** Opening Records for processing block **
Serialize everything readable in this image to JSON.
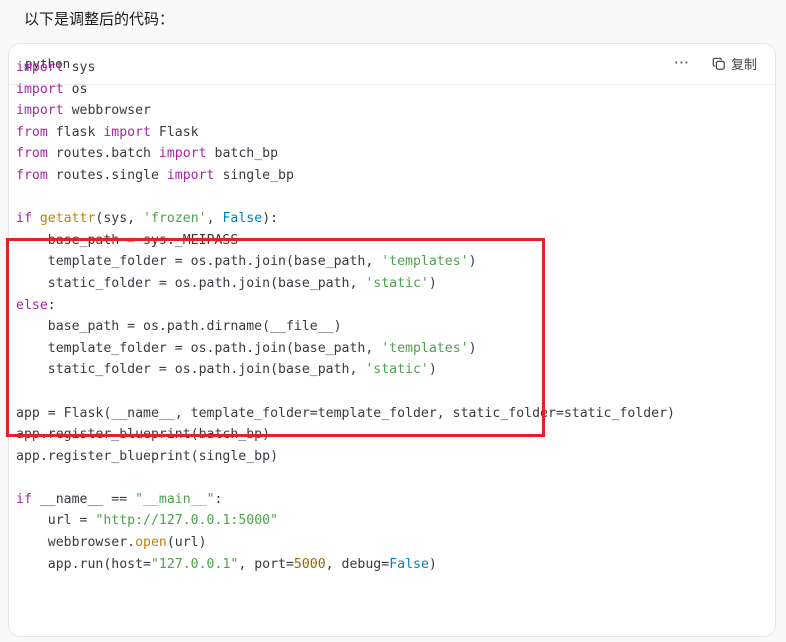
{
  "intro_text": "以下是调整后的代码：",
  "code_block": {
    "language": "python",
    "more_icon": "ellipsis-icon",
    "copy_label": "复制",
    "copy_icon": "copy-icon"
  },
  "code_lines": [
    [
      [
        "kw",
        "import"
      ],
      [
        "p",
        " sys"
      ]
    ],
    [
      [
        "kw",
        "import"
      ],
      [
        "p",
        " os"
      ]
    ],
    [
      [
        "kw",
        "import"
      ],
      [
        "p",
        " webbrowser"
      ]
    ],
    [
      [
        "kw",
        "from"
      ],
      [
        "p",
        " flask "
      ],
      [
        "kw",
        "import"
      ],
      [
        "p",
        " Flask"
      ]
    ],
    [
      [
        "kw",
        "from"
      ],
      [
        "p",
        " routes.batch "
      ],
      [
        "kw",
        "import"
      ],
      [
        "p",
        " batch_bp"
      ]
    ],
    [
      [
        "kw",
        "from"
      ],
      [
        "p",
        " routes.single "
      ],
      [
        "kw",
        "import"
      ],
      [
        "p",
        " single_bp"
      ]
    ],
    [],
    [
      [
        "kw",
        "if"
      ],
      [
        "p",
        " "
      ],
      [
        "fn",
        "getattr"
      ],
      [
        "p",
        "(sys, "
      ],
      [
        "str",
        "'frozen'"
      ],
      [
        "p",
        ", "
      ],
      [
        "bool",
        "False"
      ],
      [
        "p",
        "):"
      ]
    ],
    [
      [
        "p",
        "    base_path = sys._MEIPASS"
      ]
    ],
    [
      [
        "p",
        "    template_folder = os.path.join(base_path, "
      ],
      [
        "str",
        "'templates'"
      ],
      [
        "p",
        ")"
      ]
    ],
    [
      [
        "p",
        "    static_folder = os.path.join(base_path, "
      ],
      [
        "str",
        "'static'"
      ],
      [
        "p",
        ")"
      ]
    ],
    [
      [
        "kw",
        "else"
      ],
      [
        "p",
        ":"
      ]
    ],
    [
      [
        "p",
        "    base_path = os.path.dirname(__file__)"
      ]
    ],
    [
      [
        "p",
        "    template_folder = os.path.join(base_path, "
      ],
      [
        "str",
        "'templates'"
      ],
      [
        "p",
        ")"
      ]
    ],
    [
      [
        "p",
        "    static_folder = os.path.join(base_path, "
      ],
      [
        "str",
        "'static'"
      ],
      [
        "p",
        ")"
      ]
    ],
    [],
    [
      [
        "p",
        "app = Flask(__name__, template_folder=template_folder, static_folder=static_folder)"
      ]
    ],
    [
      [
        "p",
        "app.register_blueprint(batch_bp)"
      ]
    ],
    [
      [
        "p",
        "app.register_blueprint(single_bp)"
      ]
    ],
    [],
    [
      [
        "kw",
        "if"
      ],
      [
        "p",
        " __name__ == "
      ],
      [
        "str",
        "\"__main__\""
      ],
      [
        "p",
        ":"
      ]
    ],
    [
      [
        "p",
        "    url = "
      ],
      [
        "str",
        "\"http://127.0.0.1:5000\""
      ]
    ],
    [
      [
        "p",
        "    webbrowser."
      ],
      [
        "fn",
        "open"
      ],
      [
        "p",
        "(url)"
      ]
    ],
    [
      [
        "p",
        "    app.run(host="
      ],
      [
        "str",
        "\"127.0.0.1\""
      ],
      [
        "p",
        ", port="
      ],
      [
        "num",
        "5000"
      ],
      [
        "p",
        ", debug="
      ],
      [
        "bool",
        "False"
      ],
      [
        "p",
        ")"
      ]
    ]
  ],
  "colors": {
    "keyword": "#a626a4",
    "string": "#50a14f",
    "builtin": "#c18401",
    "number": "#986801",
    "boolean": "#0184bc",
    "highlight_border": "#e5202a"
  }
}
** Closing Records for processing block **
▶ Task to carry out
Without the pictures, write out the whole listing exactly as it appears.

▶ Output below
Serialize everything readable in this image to JSON.
{
  "intro_text": "以下是调整后的代码：",
  "code_block": {
    "language": "python",
    "more_icon": "ellipsis-icon",
    "copy_label": "复制",
    "copy_icon": "copy-icon"
  },
  "code_lines": [
    [
      [
        "kw",
        "import"
      ],
      [
        "p",
        " sys"
      ]
    ],
    [
      [
        "kw",
        "import"
      ],
      [
        "p",
        " os"
      ]
    ],
    [
      [
        "kw",
        "import"
      ],
      [
        "p",
        " webbrowser"
      ]
    ],
    [
      [
        "kw",
        "from"
      ],
      [
        "p",
        " flask "
      ],
      [
        "kw",
        "import"
      ],
      [
        "p",
        " Flask"
      ]
    ],
    [
      [
        "kw",
        "from"
      ],
      [
        "p",
        " routes.batch "
      ],
      [
        "kw",
        "import"
      ],
      [
        "p",
        " batch_bp"
      ]
    ],
    [
      [
        "kw",
        "from"
      ],
      [
        "p",
        " routes.single "
      ],
      [
        "kw",
        "import"
      ],
      [
        "p",
        " single_bp"
      ]
    ],
    [],
    [
      [
        "kw",
        "if"
      ],
      [
        "p",
        " "
      ],
      [
        "fn",
        "getattr"
      ],
      [
        "p",
        "(sys, "
      ],
      [
        "str",
        "'frozen'"
      ],
      [
        "p",
        ", "
      ],
      [
        "bool",
        "False"
      ],
      [
        "p",
        "):"
      ]
    ],
    [
      [
        "p",
        "    base_path = sys._MEIPASS"
      ]
    ],
    [
      [
        "p",
        "    template_folder = os.path.join(base_path, "
      ],
      [
        "str",
        "'templates'"
      ],
      [
        "p",
        ")"
      ]
    ],
    [
      [
        "p",
        "    static_folder = os.path.join(base_path, "
      ],
      [
        "str",
        "'static'"
      ],
      [
        "p",
        ")"
      ]
    ],
    [
      [
        "kw",
        "else"
      ],
      [
        "p",
        ":"
      ]
    ],
    [
      [
        "p",
        "    base_path = os.path.dirname(__file__)"
      ]
    ],
    [
      [
        "p",
        "    template_folder = os.path.join(base_path, "
      ],
      [
        "str",
        "'templates'"
      ],
      [
        "p",
        ")"
      ]
    ],
    [
      [
        "p",
        "    static_folder = os.path.join(base_path, "
      ],
      [
        "str",
        "'static'"
      ],
      [
        "p",
        ")"
      ]
    ],
    [],
    [
      [
        "p",
        "app = Flask(__name__, template_folder=template_folder, static_folder=static_folder)"
      ]
    ],
    [
      [
        "p",
        "app.register_blueprint(batch_bp)"
      ]
    ],
    [
      [
        "p",
        "app.register_blueprint(single_bp)"
      ]
    ],
    [],
    [
      [
        "kw",
        "if"
      ],
      [
        "p",
        " __name__ == "
      ],
      [
        "str",
        "\"__main__\""
      ],
      [
        "p",
        ":"
      ]
    ],
    [
      [
        "p",
        "    url = "
      ],
      [
        "str",
        "\"http://127.0.0.1:5000\""
      ]
    ],
    [
      [
        "p",
        "    webbrowser."
      ],
      [
        "fn",
        "open"
      ],
      [
        "p",
        "(url)"
      ]
    ],
    [
      [
        "p",
        "    app.run(host="
      ],
      [
        "str",
        "\"127.0.0.1\""
      ],
      [
        "p",
        ", port="
      ],
      [
        "num",
        "5000"
      ],
      [
        "p",
        ", debug="
      ],
      [
        "bool",
        "False"
      ],
      [
        "p",
        ")"
      ]
    ]
  ],
  "colors": {
    "keyword": "#a626a4",
    "string": "#50a14f",
    "builtin": "#c18401",
    "number": "#986801",
    "boolean": "#0184bc",
    "highlight_border": "#e5202a"
  }
}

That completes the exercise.